How is whole body protein turnover perturbed in growth hormone-deficient adults?
Adult patients with GH deficiency have reduced lean body mass (LBM), muscle mass, and muscle strength, suggesting an underlying abnormality of protein metabolism. As acute GH administration has previously been reported to decrease protein oxidation and increase protein synthesis in GH-deficient (GHD) adults, we investigated whether the converse might occur in untreated GH deficiency by undertaking studies of whole body protein turnover in 10 GHD and 13 normal subjects using a 3-h primed constant infusion of 1-[13C]leucine. Dual energy x-ray absorptiometry was used to quantify LBM and fat mass (FM). In normal subjects, LBM was the major, independent determinant of leucine appearance (Ra; r=0.80; P=0.0009), leucine oxidation (r=0.81; P=0.0008), and leucine incorporation into protein (r=0.75; P= 0.003). However, in an analysis of covariance, FM was also a significant independent determinant of leucine Ra (P=0.002) and leucine incorporation into protein (P=0.003). After correcting for LBM and FM, GHD patients had significantly reduced rates of leucine Ra (109.9+/-4.4 vs. 125.5+/-3.7 micromol/min, respectively; P=0.02) and leucine incorporation into protein (87.0+/-3.9 vs. 100.3+/-3.3 mmol/ min; P=0.02) compared to normal subjects. There was no significant difference in the corrected rates of leucine oxidation between the two groups (22.9+/-1.3 vs. 25.2+/-1.0, GHD vs. normal; P=0.20). In summary, GHD adults have reduced rates of protein synthesis and protein breakdown, but normal rates of irreversible oxidative loss; these findings are discordant with what was predicted from the acute changes in protein metabolism observed with GH administration. We conclude that normalization of protein oxidation may be a homeostatic mechanism that operates to constrain protein loss in GHD adults.

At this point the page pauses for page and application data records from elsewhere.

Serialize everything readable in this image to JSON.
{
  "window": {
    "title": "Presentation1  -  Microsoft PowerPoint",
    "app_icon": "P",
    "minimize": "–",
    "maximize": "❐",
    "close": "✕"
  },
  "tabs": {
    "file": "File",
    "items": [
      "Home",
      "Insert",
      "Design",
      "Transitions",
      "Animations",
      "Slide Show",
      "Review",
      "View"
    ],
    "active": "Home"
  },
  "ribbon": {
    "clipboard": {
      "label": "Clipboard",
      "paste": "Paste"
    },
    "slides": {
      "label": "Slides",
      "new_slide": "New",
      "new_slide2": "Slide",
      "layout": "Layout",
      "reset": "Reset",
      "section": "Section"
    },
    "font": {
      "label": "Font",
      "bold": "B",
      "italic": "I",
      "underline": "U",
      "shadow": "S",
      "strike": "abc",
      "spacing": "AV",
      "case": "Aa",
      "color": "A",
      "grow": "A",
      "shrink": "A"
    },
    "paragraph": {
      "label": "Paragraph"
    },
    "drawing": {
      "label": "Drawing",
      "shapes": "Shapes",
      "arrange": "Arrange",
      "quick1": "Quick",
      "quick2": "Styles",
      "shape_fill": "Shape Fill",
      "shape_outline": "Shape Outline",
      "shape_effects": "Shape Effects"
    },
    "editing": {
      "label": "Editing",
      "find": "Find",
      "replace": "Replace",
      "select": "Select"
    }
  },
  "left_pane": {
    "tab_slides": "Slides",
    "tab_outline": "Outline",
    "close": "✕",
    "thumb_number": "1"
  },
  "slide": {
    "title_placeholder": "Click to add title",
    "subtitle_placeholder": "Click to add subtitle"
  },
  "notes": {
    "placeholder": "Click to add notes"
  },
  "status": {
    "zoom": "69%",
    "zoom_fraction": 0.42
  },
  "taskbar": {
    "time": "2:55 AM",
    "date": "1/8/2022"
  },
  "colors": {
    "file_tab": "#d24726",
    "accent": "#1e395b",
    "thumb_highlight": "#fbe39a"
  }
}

|Authors||Hoffman, D. M.;Pallasser, R.;Duncan, M.;Nguyen, T. V.;Ho, K. K. :|
|Publisher Name||JOURNAL OF CLINICAL ENDOCRINOLOGY & METABOLISM|
|Published Date||1998-01-01 00:00:00|